(Collection entries)
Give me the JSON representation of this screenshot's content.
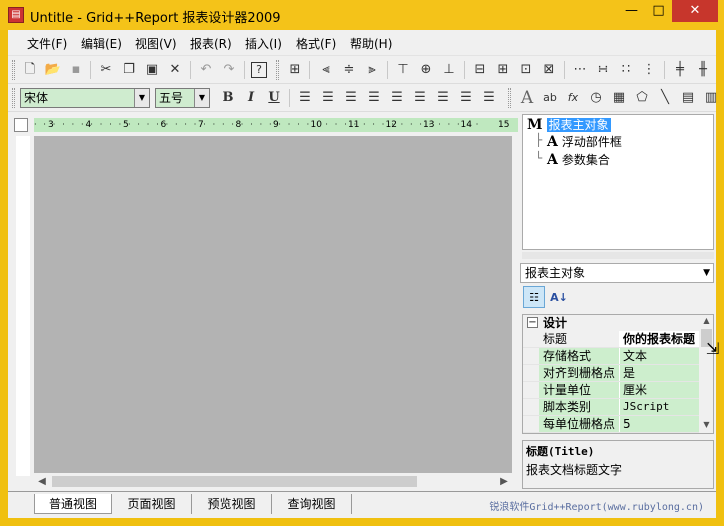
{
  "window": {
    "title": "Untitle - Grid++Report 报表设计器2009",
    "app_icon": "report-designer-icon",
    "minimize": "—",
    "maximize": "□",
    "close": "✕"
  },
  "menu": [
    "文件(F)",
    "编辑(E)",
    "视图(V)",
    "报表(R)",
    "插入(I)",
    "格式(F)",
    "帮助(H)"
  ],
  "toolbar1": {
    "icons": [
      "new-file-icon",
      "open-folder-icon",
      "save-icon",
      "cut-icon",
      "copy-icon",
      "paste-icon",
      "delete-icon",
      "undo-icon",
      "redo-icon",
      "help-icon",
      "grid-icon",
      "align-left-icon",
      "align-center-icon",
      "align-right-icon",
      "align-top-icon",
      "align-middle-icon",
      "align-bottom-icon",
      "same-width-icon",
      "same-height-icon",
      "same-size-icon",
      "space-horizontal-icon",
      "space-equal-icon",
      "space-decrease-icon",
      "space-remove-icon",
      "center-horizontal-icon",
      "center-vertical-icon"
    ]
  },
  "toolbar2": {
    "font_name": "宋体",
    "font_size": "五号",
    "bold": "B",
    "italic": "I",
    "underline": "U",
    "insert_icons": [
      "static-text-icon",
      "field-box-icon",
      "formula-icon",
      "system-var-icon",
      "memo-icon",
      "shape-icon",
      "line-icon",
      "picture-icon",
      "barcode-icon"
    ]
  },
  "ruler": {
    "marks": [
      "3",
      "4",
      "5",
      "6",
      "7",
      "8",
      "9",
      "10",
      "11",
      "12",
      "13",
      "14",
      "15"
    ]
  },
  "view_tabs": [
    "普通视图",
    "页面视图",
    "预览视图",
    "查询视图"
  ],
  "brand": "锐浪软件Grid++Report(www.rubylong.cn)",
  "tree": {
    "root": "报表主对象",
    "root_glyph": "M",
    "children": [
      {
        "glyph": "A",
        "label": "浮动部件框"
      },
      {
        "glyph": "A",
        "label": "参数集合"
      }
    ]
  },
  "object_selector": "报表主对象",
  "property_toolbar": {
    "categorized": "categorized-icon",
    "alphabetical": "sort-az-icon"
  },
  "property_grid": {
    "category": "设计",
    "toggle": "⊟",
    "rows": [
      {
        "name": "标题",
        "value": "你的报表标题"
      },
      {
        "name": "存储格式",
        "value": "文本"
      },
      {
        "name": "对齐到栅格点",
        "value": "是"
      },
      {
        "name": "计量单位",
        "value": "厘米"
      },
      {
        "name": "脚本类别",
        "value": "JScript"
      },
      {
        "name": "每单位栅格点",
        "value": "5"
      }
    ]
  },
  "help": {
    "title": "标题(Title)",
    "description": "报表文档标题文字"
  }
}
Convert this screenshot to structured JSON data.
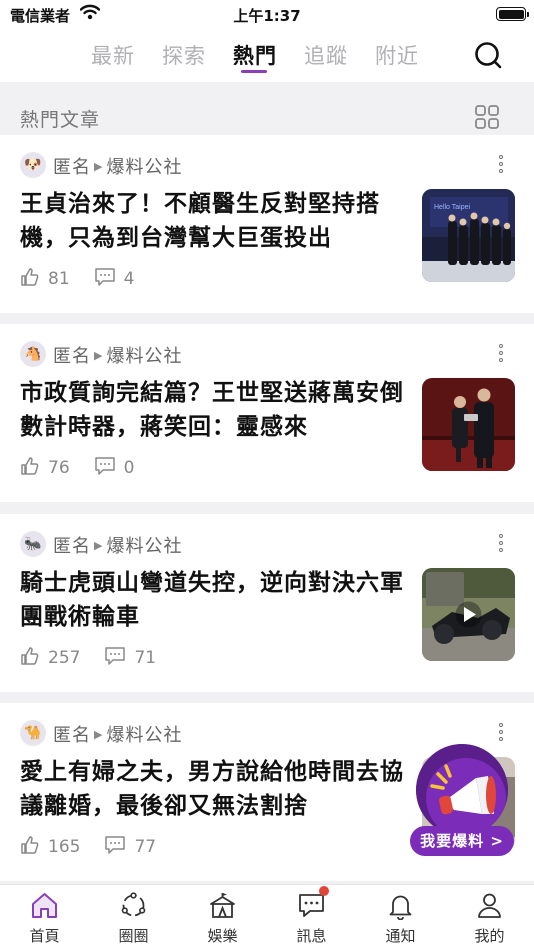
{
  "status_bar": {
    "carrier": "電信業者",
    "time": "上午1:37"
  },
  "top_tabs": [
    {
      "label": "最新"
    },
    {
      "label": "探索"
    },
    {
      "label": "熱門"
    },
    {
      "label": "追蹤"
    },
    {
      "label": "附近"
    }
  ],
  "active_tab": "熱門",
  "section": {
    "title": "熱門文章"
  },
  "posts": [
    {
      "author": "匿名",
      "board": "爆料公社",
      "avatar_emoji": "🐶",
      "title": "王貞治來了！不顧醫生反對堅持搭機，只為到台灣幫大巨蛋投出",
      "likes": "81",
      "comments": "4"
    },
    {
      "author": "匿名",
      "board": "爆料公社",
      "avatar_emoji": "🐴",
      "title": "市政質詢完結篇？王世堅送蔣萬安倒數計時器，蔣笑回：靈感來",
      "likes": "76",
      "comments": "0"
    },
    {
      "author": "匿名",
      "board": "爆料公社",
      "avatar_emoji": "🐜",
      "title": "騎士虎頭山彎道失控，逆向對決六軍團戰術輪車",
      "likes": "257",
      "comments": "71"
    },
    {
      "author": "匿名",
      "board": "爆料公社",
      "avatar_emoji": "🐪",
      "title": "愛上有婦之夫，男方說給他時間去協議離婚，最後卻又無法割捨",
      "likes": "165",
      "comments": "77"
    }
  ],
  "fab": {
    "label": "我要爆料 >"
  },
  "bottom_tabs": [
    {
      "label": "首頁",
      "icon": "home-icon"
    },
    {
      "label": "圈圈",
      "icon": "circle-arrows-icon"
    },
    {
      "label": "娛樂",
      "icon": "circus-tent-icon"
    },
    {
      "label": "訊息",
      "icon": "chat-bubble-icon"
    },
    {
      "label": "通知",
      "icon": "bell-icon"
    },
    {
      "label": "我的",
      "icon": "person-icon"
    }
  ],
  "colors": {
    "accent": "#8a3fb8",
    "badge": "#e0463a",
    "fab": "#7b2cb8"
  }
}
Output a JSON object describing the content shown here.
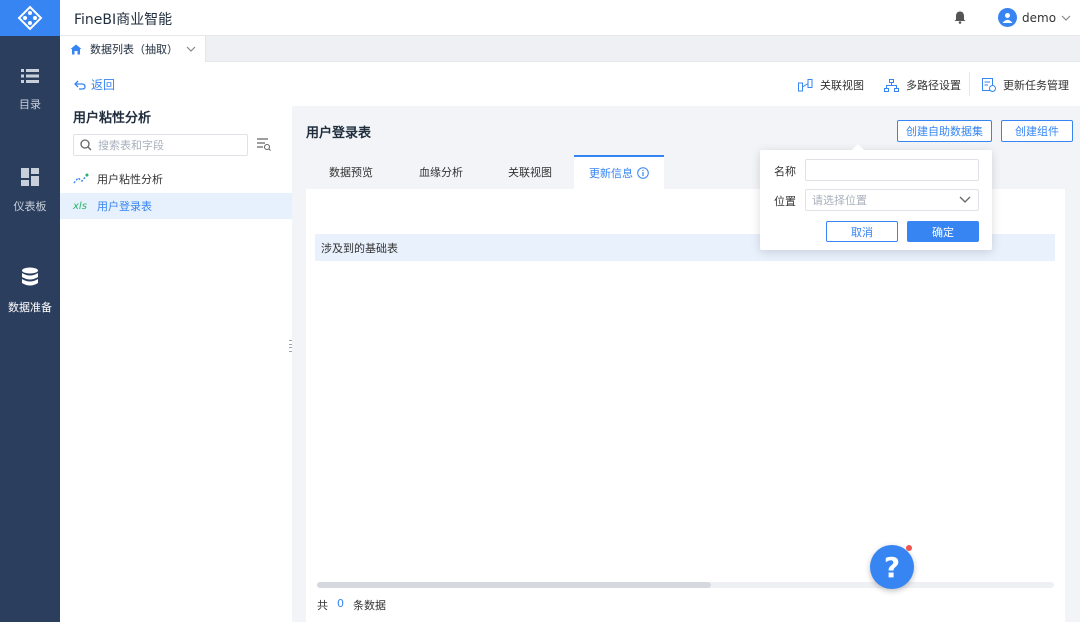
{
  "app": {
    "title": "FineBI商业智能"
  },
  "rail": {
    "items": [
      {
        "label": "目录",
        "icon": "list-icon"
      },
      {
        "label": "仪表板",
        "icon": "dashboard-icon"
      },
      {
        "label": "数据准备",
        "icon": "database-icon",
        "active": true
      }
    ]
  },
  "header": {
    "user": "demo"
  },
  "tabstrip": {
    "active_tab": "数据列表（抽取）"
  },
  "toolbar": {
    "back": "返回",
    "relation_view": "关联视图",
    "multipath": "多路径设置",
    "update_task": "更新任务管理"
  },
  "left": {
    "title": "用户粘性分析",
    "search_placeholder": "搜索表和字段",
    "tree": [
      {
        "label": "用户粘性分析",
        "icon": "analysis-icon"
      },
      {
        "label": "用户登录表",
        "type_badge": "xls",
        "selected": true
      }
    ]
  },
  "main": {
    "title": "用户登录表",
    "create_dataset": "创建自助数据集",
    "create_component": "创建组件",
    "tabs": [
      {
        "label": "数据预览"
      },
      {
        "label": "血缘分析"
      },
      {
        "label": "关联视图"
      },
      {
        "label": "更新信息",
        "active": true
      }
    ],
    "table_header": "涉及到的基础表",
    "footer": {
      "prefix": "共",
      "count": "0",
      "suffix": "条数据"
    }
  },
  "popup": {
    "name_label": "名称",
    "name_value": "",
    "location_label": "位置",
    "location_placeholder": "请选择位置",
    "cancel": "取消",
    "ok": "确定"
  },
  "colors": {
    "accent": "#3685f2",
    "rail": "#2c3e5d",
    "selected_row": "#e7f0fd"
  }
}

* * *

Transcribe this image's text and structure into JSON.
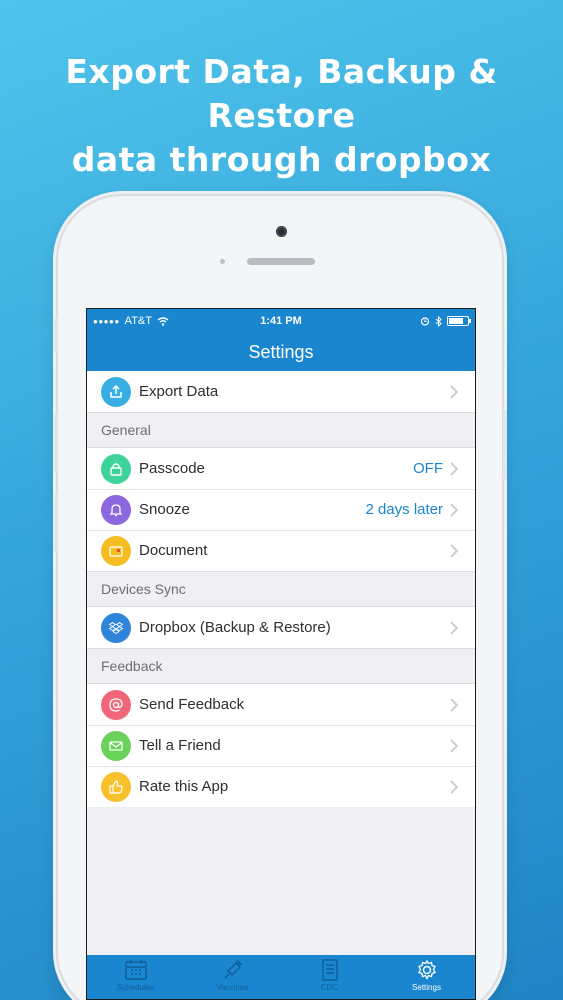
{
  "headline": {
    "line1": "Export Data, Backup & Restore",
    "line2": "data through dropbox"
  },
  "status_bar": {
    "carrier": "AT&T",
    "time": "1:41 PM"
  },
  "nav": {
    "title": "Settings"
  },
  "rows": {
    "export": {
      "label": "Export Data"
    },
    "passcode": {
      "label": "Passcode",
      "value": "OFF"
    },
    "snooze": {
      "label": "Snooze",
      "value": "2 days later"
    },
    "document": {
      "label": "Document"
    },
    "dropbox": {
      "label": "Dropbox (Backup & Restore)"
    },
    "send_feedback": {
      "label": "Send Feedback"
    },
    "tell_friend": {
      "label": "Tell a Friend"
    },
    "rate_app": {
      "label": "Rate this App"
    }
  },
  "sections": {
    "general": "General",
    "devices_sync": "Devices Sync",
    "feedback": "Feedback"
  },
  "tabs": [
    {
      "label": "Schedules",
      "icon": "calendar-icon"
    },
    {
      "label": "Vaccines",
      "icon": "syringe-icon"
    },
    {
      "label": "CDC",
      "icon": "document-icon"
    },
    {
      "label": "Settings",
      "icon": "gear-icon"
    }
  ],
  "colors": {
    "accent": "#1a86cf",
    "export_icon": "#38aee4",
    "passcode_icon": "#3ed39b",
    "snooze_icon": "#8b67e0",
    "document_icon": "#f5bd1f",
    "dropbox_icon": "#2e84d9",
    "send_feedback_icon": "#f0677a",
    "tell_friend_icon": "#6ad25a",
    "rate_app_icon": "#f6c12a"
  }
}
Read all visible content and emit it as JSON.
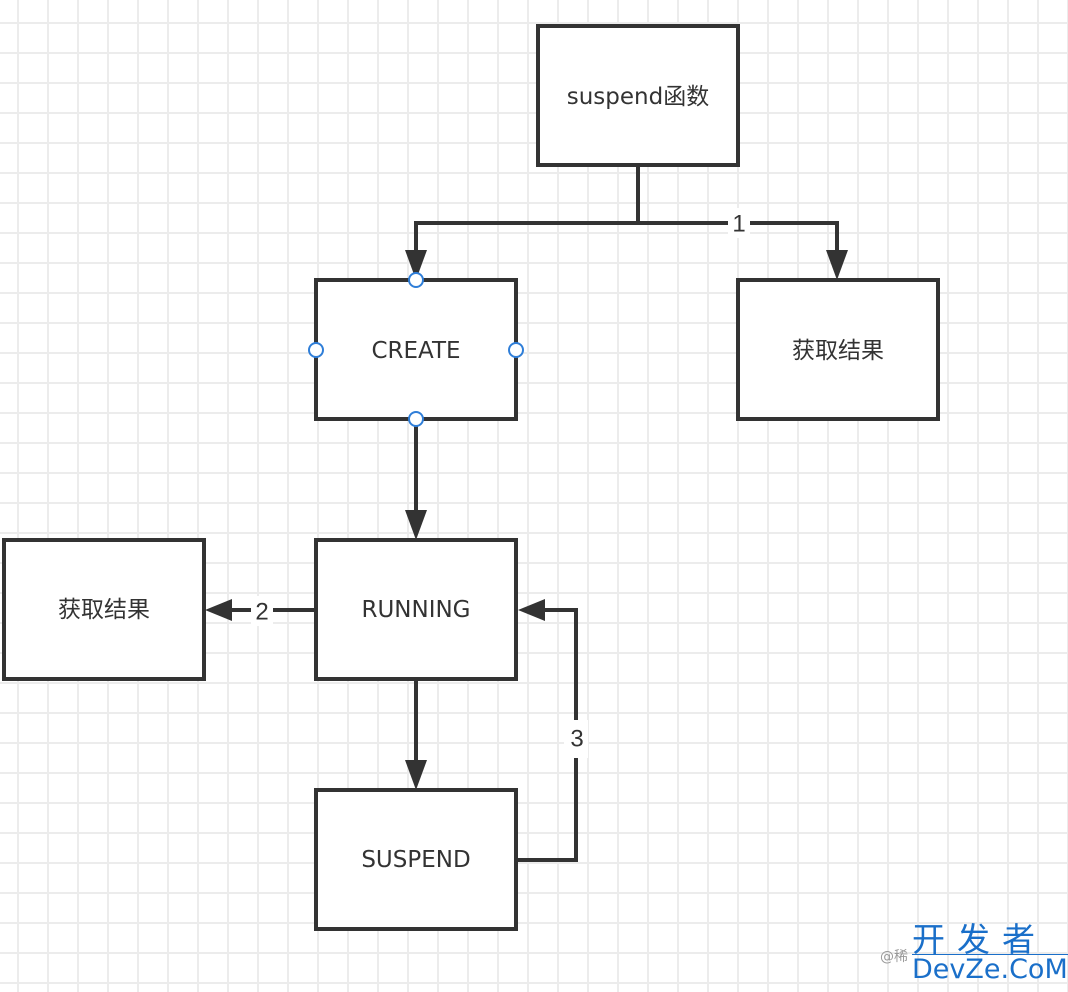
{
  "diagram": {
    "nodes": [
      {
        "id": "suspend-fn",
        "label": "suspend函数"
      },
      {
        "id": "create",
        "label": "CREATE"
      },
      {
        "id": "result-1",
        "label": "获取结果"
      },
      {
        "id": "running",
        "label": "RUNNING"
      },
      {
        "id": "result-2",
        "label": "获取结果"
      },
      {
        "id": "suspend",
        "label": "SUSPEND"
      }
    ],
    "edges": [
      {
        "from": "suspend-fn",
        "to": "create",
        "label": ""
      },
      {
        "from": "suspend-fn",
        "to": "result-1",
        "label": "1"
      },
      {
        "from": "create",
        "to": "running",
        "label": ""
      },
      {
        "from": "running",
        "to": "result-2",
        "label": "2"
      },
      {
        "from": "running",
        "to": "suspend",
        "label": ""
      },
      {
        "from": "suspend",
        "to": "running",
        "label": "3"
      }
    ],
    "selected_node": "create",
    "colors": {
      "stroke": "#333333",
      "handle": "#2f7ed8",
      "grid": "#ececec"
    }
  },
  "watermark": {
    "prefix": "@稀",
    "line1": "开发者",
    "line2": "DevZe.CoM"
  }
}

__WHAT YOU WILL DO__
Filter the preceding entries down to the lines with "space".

__WRITTEN RESPONSE__
      "space-horizontal-icon",
      "space-equal-icon",
      "space-decrease-icon",
      "space-remove-icon",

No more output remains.